"I think there's just a little bit more authentic way to blend things, and I feel like I'm really trying to do that, coming from a place of understanding both sides of music," he says. "I did make rap music for a lot of years and played hardcore for a lot of years. And I think blending those together without it being something surface level — like only knowing about A.F.I. — it's possible and that's what I'm trying to do."

Yosef has released four small releases on SoundCloud — and is expecting two more EPs in 2019 — but often tries to make the fan experience more than just clicking a stream. His merch store has offered a mysterious USB stick, a graffiti stencil and a pocketknife with "KING" written on it.

"I just thought it would be fucking sick, honestly," he says of the knife, which had an edition of 10. "There's no deeper meaning behind it. I just didn't want it to be the same thing I see everybody else selling."

For his latest release, Guilty., fans had to "confess your guilt" on a website before gaining access to single "Unshown."

"It's just little nuances like that where people feel like they have to give something to get something.
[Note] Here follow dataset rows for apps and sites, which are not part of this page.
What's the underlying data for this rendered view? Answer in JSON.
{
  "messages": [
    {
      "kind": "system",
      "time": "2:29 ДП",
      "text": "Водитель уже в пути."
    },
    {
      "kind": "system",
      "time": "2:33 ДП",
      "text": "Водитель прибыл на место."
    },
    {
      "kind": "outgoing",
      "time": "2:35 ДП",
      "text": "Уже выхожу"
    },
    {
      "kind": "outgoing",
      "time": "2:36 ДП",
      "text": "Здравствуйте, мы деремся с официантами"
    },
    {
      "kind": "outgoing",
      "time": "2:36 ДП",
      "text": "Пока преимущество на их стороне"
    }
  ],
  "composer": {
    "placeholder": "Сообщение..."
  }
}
I think that makes people appreciate art more," says Yosef. "It was really bizarre that people felt like they had a place where they could say a lot of those things. They felt comfortable just because I make some songs. They trusted me. It was cool that people were willing to share that enough to be able to get to a song. It just meant a lot to me to see that people were willing to give enough to get to something that was as simple as a song link."
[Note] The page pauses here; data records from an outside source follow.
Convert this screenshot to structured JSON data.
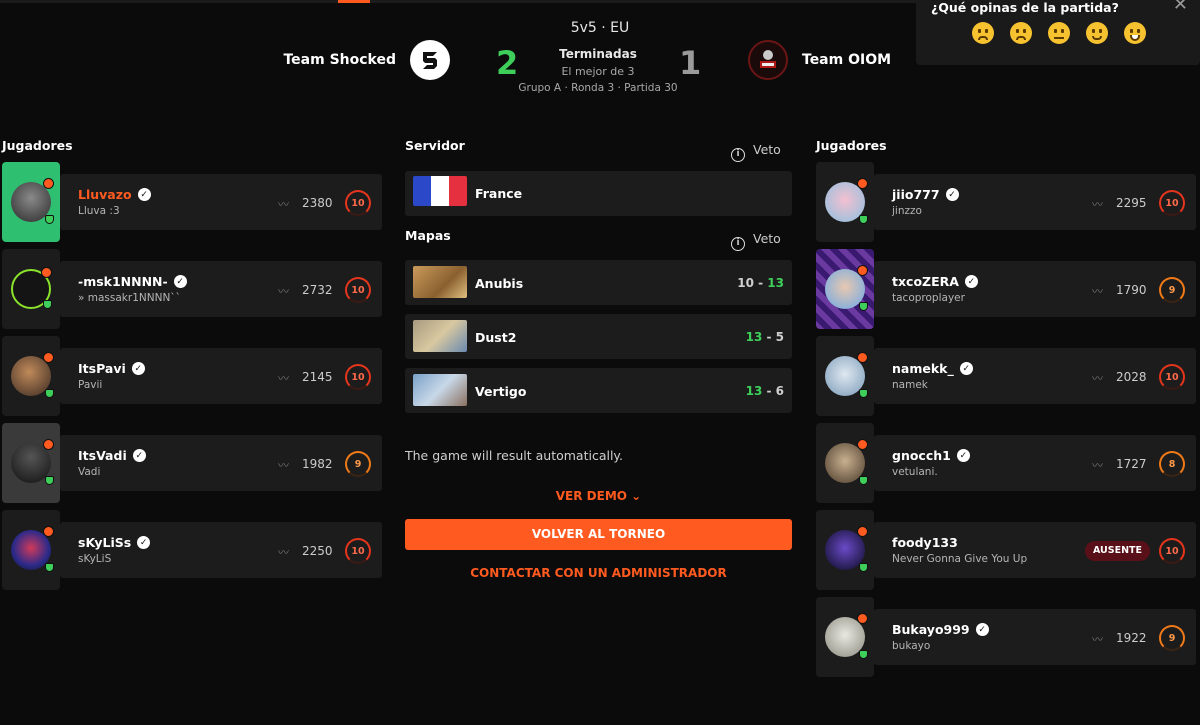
{
  "match": {
    "format": "5v5 · EU",
    "status": "Terminadas",
    "best_of": "El mejor de 3",
    "round_info": "Grupo A · Ronda 3 · Partida 30"
  },
  "teams": {
    "left": {
      "name": "Team Shocked",
      "score": "2"
    },
    "right": {
      "name": "Team OIOM",
      "score": "1"
    }
  },
  "feedback": {
    "question": "¿Qué opinas de la partida?",
    "options": [
      "very-bad-face-icon",
      "sad-face-icon",
      "neutral-face-icon",
      "smile-face-icon",
      "grin-face-icon"
    ]
  },
  "labels": {
    "players": "Jugadores",
    "server": "Servidor",
    "maps": "Mapas",
    "veto": "Veto",
    "auto_result": "The game will result automatically.",
    "ver_demo": "VER DEMO",
    "back": "VOLVER AL TORNEO",
    "contact": "CONTACTAR CON UN ADMINISTRADOR",
    "absent": "AUSENTE"
  },
  "server": {
    "name": "France",
    "flag_colors": [
      "#2b48c8",
      "#ffffff",
      "#e5313f"
    ]
  },
  "maps": [
    {
      "name": "Anubis",
      "score_a": "10",
      "score_b": "13",
      "a_color": "#cfcfcf",
      "b_color": "#3ecf5b"
    },
    {
      "name": "Dust2",
      "score_a": "13",
      "score_b": "5",
      "a_color": "#3ecf5b",
      "b_color": "#cfcfcf"
    },
    {
      "name": "Vertigo",
      "score_a": "13",
      "score_b": "6",
      "a_color": "#3ecf5b",
      "b_color": "#cfcfcf"
    }
  ],
  "left_players": [
    {
      "name": "Lluvazo",
      "sub": "Lluva :3",
      "elo": "2380",
      "level": "10"
    },
    {
      "name": "-msk1NNNN-",
      "sub": "» massakr1NNNN``",
      "elo": "2732",
      "level": "10"
    },
    {
      "name": "ItsPavi",
      "sub": "Pavii",
      "elo": "2145",
      "level": "10"
    },
    {
      "name": "ItsVadi",
      "sub": "Vadi",
      "elo": "1982",
      "level": "9"
    },
    {
      "name": "sKyLiSs",
      "sub": "sKyLiS",
      "elo": "2250",
      "level": "10"
    }
  ],
  "right_players": [
    {
      "name": "jiio777",
      "sub": "jinzzo",
      "elo": "2295",
      "level": "10"
    },
    {
      "name": "txcoZERA",
      "sub": "tacoproplayer",
      "elo": "1790",
      "level": "9"
    },
    {
      "name": "namekk_",
      "sub": "namek",
      "elo": "2028",
      "level": "10"
    },
    {
      "name": "gnocch1",
      "sub": "vetulani.",
      "elo": "1727",
      "level": "8"
    },
    {
      "name": "foody133",
      "sub": "Never Gonna Give You Up",
      "elo": "",
      "level": "10"
    },
    {
      "name": "Bukayo999",
      "sub": "bukayo",
      "elo": "1922",
      "level": "9"
    }
  ],
  "colors": {
    "accent": "#ff5a1f",
    "win": "#3ecf5b",
    "panel": "#1c1c1c"
  }
}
Yosef's next two EPs are mostly completed. He says they feature more organic noises — synthesizers, guitar, field recordings from his phone — and a more multi-faceted approach.

"I guess there's still some more hardcore-style stuff, but it's just a lot more articulate songs, than just a one-stop shop for just being pissed off," says Yosef. "Which, there's definitely still a lot of those songs, but there's a lot more diversity. Like, I've been singing and just doing a lot more vocal stuff and becoming a lot more confident in that. I think it's going to be my best music yet."